|Species:|| Ara ararauna|
The Blue-and Yellow Macaw, Ara ararauna, also called the Blue-and-Gold Macaw, is a large, well-known member of the parrot family. They are popular in aviculture due to their sharp intelligence and striking appearence.
30 to 34 inches long, with a weight of 1.9 to 3.3 pounds, the Blue-and-Gold macaw has vivid blue wings, back and tail, with a dark blue chin and light green forehead. Their featherless face is white, with small black contours forming "stripes". The beak is very dark gray to black, and is extremely powerful - it can put on 200 punds of pressure per square inch, meaning that a Blue-and-Gold could easily break human fingerbones if it needed to.
The Blue-and-Gold macaw eats nuts, seeds, and fruits in the wild, occasionally claylicking to promote digestive balance. The adult macaws are often aggressive in the wild, but young fledgelings are rather playful. Adults lay 2 to 3 eggs after breeding. They are native to South America.
In captivity, these birds are poular due to their colors and ability to talk or learn tricks. However, while an educated person can humanely and legally keep one, their size, strengh, longetivity and emotional needs make them lifetime commitments, often more than pet owners can handle. A pelleted diet usually works best in captivity, along with supplemental seeds, nuts, and dried or fresh fruits. They're very social, and bond strongly to caretakers.
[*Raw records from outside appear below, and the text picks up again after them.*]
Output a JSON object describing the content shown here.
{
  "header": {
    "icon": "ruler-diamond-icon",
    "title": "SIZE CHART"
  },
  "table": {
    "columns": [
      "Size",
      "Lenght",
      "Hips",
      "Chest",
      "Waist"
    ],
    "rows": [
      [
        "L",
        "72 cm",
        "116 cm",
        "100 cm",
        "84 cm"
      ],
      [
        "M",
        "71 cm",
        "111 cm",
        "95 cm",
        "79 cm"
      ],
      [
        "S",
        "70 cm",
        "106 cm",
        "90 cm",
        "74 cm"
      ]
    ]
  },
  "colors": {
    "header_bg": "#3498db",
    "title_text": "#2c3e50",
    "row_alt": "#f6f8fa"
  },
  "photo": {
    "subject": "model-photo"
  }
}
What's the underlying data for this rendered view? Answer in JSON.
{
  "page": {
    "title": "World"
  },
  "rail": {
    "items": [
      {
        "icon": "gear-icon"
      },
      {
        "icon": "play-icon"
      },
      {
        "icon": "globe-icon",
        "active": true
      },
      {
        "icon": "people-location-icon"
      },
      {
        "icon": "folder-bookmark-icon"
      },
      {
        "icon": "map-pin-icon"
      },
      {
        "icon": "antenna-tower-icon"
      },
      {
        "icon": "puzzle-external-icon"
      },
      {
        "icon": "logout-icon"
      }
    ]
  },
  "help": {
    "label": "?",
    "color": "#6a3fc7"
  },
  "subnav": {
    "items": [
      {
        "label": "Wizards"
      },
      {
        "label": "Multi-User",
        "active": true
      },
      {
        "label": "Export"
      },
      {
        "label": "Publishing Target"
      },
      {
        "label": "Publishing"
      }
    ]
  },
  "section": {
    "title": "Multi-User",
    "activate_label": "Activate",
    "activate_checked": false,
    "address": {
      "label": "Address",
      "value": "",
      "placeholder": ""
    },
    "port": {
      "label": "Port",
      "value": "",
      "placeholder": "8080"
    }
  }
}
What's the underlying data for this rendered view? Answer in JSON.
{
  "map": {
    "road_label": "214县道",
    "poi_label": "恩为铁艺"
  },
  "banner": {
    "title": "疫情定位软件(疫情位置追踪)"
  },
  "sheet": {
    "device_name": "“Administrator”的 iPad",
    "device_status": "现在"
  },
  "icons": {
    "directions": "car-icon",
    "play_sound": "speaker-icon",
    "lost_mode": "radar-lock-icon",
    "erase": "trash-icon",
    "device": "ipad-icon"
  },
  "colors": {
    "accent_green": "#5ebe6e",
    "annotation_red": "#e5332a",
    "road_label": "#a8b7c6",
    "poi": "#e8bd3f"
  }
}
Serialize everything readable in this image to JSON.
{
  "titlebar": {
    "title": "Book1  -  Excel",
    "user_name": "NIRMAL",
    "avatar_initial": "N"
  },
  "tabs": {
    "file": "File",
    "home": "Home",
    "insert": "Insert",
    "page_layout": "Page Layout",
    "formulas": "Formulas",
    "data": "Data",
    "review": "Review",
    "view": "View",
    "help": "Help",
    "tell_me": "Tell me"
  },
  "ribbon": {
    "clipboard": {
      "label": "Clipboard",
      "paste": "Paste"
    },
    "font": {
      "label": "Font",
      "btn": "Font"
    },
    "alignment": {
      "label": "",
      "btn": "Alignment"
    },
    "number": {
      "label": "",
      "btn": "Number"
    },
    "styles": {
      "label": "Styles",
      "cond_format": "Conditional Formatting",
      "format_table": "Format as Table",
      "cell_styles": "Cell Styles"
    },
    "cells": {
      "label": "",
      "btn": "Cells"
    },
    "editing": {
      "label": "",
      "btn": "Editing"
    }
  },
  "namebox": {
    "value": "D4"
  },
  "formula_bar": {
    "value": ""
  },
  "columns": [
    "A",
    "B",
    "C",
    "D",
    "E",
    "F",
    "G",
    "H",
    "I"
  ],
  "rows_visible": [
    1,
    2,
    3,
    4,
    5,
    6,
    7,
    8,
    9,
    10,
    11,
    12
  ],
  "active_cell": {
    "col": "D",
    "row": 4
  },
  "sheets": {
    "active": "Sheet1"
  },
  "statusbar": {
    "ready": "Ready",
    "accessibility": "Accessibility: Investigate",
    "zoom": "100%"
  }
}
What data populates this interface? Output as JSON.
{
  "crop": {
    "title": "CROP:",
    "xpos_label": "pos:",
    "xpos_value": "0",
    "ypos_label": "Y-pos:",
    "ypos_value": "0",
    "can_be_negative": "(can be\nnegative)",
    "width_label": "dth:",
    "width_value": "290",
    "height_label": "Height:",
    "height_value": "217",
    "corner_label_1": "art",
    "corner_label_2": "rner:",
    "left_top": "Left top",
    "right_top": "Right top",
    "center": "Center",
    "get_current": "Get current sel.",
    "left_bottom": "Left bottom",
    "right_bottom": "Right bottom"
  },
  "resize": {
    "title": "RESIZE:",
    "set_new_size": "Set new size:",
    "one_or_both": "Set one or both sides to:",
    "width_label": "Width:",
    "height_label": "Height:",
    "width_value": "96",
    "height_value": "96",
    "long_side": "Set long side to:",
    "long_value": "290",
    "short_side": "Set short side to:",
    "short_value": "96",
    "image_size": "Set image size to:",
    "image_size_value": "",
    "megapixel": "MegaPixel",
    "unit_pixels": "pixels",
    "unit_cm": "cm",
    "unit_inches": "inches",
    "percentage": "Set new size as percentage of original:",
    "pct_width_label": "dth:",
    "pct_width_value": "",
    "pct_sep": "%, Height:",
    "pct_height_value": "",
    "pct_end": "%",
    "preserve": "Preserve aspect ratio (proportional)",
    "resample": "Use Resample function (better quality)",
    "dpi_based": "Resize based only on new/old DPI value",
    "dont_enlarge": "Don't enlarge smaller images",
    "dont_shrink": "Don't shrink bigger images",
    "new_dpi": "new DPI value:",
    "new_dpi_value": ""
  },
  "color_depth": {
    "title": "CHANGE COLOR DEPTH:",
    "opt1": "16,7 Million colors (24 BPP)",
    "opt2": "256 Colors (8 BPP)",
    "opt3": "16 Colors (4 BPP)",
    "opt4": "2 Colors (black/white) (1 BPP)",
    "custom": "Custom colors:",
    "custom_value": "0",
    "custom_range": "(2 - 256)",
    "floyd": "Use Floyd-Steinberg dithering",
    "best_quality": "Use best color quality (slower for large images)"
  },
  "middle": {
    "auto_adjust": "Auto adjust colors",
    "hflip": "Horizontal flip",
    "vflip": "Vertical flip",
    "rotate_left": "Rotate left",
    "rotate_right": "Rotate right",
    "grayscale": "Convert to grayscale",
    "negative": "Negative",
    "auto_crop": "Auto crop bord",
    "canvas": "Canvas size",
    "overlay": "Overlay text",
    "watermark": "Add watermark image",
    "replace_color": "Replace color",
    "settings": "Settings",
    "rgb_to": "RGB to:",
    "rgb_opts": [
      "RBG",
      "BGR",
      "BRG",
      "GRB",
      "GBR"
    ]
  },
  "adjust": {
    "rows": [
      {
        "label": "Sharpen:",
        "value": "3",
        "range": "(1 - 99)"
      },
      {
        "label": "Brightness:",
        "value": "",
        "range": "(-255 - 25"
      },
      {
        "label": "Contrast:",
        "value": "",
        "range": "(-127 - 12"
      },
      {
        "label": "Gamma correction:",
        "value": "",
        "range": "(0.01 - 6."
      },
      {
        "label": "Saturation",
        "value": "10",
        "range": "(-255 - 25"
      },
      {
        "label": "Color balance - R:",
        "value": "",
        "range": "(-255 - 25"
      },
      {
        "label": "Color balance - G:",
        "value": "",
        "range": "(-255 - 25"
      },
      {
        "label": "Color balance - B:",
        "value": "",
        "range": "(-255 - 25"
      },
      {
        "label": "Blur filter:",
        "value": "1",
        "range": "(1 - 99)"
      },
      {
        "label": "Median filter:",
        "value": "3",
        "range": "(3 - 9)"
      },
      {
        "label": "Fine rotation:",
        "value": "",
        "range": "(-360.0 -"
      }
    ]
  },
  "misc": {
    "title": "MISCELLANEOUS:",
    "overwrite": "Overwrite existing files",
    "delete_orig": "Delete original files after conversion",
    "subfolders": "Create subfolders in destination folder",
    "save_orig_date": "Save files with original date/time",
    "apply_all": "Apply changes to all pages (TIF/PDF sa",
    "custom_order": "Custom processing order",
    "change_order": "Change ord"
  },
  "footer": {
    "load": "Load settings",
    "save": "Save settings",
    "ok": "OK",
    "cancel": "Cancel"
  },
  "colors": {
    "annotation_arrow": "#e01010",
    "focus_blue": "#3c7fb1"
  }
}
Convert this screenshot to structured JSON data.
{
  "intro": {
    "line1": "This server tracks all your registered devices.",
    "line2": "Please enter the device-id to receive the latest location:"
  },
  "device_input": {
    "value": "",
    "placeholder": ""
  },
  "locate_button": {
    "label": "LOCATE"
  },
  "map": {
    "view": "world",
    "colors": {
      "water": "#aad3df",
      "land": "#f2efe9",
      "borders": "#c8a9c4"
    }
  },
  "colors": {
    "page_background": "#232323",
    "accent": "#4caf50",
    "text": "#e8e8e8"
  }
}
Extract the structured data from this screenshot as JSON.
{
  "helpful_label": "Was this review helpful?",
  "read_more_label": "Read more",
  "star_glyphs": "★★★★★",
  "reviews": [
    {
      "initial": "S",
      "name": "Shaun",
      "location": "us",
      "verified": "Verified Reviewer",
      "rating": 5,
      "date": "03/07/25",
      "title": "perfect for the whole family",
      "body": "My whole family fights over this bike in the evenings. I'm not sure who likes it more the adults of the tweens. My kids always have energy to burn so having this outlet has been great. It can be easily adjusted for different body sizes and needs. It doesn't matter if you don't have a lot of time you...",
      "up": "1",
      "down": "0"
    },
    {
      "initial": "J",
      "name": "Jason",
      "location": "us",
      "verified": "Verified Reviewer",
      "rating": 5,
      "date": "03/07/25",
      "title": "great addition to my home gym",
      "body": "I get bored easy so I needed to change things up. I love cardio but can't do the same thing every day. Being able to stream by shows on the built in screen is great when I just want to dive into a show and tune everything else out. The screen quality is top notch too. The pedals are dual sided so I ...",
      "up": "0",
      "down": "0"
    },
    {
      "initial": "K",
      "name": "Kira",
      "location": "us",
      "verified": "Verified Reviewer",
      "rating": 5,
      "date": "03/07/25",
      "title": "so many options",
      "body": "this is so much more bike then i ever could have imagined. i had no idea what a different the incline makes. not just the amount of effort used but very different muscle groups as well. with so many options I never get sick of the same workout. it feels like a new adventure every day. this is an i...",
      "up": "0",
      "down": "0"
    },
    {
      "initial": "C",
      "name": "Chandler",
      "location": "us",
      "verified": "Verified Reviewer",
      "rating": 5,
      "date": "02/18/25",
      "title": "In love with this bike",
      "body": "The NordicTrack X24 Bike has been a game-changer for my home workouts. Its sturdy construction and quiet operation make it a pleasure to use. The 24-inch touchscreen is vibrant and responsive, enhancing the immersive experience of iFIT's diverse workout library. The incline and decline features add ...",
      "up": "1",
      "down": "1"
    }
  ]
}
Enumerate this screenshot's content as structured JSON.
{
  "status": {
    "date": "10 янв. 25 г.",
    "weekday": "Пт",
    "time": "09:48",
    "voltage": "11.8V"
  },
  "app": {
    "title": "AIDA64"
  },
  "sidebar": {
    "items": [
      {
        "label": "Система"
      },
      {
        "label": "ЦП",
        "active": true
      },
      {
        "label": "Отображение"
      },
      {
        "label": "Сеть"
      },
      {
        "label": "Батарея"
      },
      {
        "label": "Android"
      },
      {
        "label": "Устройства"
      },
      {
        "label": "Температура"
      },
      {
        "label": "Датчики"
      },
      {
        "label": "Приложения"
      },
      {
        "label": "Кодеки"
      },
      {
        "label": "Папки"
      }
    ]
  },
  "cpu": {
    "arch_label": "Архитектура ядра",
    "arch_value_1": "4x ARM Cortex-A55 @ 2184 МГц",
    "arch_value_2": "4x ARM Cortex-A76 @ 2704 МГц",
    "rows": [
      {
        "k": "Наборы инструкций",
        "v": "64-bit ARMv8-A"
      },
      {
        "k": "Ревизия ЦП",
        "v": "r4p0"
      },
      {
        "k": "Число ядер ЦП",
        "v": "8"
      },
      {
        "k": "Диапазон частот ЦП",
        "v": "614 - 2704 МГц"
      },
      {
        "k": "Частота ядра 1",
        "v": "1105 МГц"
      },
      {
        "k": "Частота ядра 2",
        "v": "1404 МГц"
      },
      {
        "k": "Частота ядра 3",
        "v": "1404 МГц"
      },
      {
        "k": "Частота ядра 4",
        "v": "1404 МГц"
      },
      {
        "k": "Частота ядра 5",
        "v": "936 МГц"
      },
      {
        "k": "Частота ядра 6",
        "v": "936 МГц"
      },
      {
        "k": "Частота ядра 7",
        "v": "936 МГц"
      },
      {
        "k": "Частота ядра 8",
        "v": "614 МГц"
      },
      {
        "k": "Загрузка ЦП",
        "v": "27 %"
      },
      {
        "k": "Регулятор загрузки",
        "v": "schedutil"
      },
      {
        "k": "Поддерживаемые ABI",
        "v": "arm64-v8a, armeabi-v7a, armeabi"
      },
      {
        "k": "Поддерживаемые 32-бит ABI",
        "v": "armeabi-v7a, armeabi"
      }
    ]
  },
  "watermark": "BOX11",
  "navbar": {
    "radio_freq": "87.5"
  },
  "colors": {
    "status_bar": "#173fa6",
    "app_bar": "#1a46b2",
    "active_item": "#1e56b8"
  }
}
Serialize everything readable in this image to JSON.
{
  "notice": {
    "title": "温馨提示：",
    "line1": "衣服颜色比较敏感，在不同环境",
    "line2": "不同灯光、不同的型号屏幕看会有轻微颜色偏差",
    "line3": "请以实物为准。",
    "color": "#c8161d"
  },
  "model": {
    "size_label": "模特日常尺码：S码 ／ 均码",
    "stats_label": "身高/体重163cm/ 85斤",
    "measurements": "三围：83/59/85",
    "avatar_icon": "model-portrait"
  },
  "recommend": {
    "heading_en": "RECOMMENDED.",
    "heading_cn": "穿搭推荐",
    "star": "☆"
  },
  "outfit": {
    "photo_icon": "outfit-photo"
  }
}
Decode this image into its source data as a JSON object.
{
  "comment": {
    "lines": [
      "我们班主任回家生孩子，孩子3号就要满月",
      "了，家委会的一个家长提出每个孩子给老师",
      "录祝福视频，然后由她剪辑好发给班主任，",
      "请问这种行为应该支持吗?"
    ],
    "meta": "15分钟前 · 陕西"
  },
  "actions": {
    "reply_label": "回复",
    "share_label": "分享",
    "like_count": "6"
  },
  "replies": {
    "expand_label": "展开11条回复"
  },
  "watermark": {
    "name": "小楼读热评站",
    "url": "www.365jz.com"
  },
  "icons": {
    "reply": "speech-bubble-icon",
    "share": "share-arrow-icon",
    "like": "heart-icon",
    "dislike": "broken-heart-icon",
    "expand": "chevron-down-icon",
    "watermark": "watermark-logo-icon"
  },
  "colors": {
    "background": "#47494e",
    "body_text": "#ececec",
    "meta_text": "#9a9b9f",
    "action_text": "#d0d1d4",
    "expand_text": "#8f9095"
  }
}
Indeed, they can provide a talkative, sweet, and beautiful companion for humans for 80 years or more.